Honestly, I haven’t found the answer yet. It’s all just still so new. All I know is, I’m never going to play another down in the NFL. And that hurts, for a lot of reasons. But when I think about those first two years in Buffalo — those wasted years when I was just a young punk who didn’t get it — man … it hurts a lot more.
But it’s not all bad. Those years I spent in Buffalo turned out to be some of the best years of my life. And now that it’s all over, I want to thank some of the people who helped shape me into the man I am today.
I want to thank Ralph Wilson, may God rest his soul. You gave me my first opportunity, and I’ll appreciate that forever.
In the same breath, I have to thank Terry Pegula and the entire Pegula family. You picked up where Ralph left off, and you always had my back, even in the worst of times. I’ll never forget that.
Thank you to my teammates. I learned something from every one of you — things that I’m going to pass on to others for the rest of my life. Y’all shaped me, man. You made a young punk realize how lucky he was to play this game.
Thank you, Fred Jackson. You showed me the way, dawg. Endless wisdom. I could never explain to you how much I appreciate that. And it wasn’t just you … it was Da’Norris Searcy, Bryan Scott, George Wilson and Andre Davis. It was Shawne Merriman and his crazy self. Too many guys to even name. You guys always showed love. I know those first couple of years were rough for me, but in the end, I hope I represented you guys well. I hope I made you proud.
Tom Szczerbowski/Getty Images
Thank you, Shone Gipson. My guy. We’ve worked together. We’ve battled back together. We’ve cried together, man. We’re there for each other for life. I appreciate you more than you’ll ever know.
Thank you to all the doctors who worked on me in my career — and there were a lot. I’m healthy today because of your dedication. I don’t know where I would be today without you.
And listen, I know I’m forgetting a lot of people here. My mom and my dad and my entire family, for always having my back. Donnie Henderson, Rex Ryan, Ed Reed and all the amazing coaches I played for. My guys back at Texas … the real DBU — don’t let anybody tell you otherwise!
And, of course, God — because with Him, all things are possible. (And if I didn’t thank Him, my mom and my grandma would kill me!)
I don’t want to forget anybody, and I’m sure I will. But you know what? You all know who you are. If you feel like you got snubbed, hit me up. I got no problem hearing from some old friends and letting them know how much I appreciate them.

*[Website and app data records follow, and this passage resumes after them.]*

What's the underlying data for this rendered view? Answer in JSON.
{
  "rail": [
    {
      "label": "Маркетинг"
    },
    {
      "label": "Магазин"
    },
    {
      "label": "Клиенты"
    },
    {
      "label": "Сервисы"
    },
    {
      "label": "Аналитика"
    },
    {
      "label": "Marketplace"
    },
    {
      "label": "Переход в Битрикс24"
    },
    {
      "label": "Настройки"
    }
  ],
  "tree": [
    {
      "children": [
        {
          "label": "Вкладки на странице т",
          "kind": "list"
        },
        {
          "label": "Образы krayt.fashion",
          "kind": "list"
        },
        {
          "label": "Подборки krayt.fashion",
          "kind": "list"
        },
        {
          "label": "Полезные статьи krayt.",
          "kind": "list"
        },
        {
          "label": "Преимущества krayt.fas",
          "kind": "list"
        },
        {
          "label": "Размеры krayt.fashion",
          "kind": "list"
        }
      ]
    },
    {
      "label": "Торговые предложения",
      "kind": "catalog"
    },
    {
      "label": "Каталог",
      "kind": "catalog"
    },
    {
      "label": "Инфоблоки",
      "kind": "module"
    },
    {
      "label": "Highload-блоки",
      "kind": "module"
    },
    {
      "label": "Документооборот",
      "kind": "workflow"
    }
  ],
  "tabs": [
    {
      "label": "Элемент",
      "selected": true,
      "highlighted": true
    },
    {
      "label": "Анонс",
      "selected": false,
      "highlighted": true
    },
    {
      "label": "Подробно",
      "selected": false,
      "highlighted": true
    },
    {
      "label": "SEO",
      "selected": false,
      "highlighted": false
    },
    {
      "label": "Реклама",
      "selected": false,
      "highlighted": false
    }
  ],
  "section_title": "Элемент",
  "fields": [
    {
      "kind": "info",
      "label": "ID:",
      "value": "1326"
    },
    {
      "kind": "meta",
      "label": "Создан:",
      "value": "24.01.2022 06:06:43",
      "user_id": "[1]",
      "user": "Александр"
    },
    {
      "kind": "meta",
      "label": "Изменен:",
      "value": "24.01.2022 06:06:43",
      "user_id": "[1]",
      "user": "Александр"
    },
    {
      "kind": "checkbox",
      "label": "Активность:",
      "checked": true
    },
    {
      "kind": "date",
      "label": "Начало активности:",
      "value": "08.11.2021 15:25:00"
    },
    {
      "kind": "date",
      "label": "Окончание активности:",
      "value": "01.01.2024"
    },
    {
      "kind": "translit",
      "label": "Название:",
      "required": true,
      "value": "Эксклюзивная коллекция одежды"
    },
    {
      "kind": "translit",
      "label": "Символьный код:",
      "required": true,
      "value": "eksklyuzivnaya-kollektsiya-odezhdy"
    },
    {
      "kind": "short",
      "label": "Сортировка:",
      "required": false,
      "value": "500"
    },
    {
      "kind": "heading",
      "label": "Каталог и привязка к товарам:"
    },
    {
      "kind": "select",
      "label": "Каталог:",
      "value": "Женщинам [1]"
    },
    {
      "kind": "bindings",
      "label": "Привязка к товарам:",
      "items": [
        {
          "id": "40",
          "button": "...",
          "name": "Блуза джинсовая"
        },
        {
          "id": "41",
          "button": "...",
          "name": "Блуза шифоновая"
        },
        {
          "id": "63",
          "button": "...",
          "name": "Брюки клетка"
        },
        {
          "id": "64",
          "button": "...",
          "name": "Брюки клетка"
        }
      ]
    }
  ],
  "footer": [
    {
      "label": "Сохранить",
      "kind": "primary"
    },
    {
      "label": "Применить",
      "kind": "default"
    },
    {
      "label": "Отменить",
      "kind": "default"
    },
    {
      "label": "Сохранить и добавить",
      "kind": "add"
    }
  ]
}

And finally … to the Bills Mafia … you guys get the last and the biggest thank you of all. You didn’t put up with any of my shit, and I’m better off today because of that. We got off on the wrong foot, and that was on me. But man … I love y’all. And I’ll be back soon to stand amongst you and show love to our Bills as they keep climbing. And when we finally win a Super Bowl — soon — I’ll be able to say that I was a part of the come-up. That even though I wasn’t there when we finally made it back to the playoffs, or when we eventually lift a Lombardi Trophy, I helped put the franchise in position to accomplish those goals.

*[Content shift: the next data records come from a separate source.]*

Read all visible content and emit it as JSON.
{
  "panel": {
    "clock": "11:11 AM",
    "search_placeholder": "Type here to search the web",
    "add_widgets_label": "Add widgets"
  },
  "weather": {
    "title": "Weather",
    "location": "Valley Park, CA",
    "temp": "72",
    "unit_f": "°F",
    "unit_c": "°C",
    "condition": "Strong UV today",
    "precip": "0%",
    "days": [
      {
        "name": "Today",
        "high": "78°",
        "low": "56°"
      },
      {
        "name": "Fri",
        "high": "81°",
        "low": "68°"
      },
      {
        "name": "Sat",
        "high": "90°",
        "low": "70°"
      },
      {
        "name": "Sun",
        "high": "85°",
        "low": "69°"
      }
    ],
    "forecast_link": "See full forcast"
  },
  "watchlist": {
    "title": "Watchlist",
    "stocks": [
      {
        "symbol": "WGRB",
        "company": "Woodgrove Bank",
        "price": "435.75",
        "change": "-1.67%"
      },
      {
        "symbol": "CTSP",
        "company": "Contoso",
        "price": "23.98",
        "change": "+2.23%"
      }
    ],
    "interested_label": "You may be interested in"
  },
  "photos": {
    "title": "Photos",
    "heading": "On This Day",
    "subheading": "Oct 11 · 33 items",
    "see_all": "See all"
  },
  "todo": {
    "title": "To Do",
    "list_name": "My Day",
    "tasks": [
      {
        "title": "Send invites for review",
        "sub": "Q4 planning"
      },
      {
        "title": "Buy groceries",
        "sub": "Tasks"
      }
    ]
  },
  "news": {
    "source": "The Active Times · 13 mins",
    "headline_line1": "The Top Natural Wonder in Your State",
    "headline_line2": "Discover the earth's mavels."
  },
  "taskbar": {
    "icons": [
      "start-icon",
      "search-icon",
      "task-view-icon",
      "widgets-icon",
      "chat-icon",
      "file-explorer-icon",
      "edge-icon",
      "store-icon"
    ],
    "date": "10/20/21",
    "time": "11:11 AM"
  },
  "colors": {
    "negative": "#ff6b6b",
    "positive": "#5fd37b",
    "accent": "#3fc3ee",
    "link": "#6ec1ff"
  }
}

At least I hope I did.
I just hope I did enough, you know? I feel like I had so much more to give to you guys, and I just didn’t have enough time. I wasted time — time that I’ll never get back.
But that’s life, I guess.
So again … thank you, Bills Mafia. Because I was born in California and raised in Texas. But Buffalo will always be the place where I grew up — where I became a man. No matter what comes next or where the next chapter of my life takes me, we’ll always have that. And I wouldn’t have it any other way.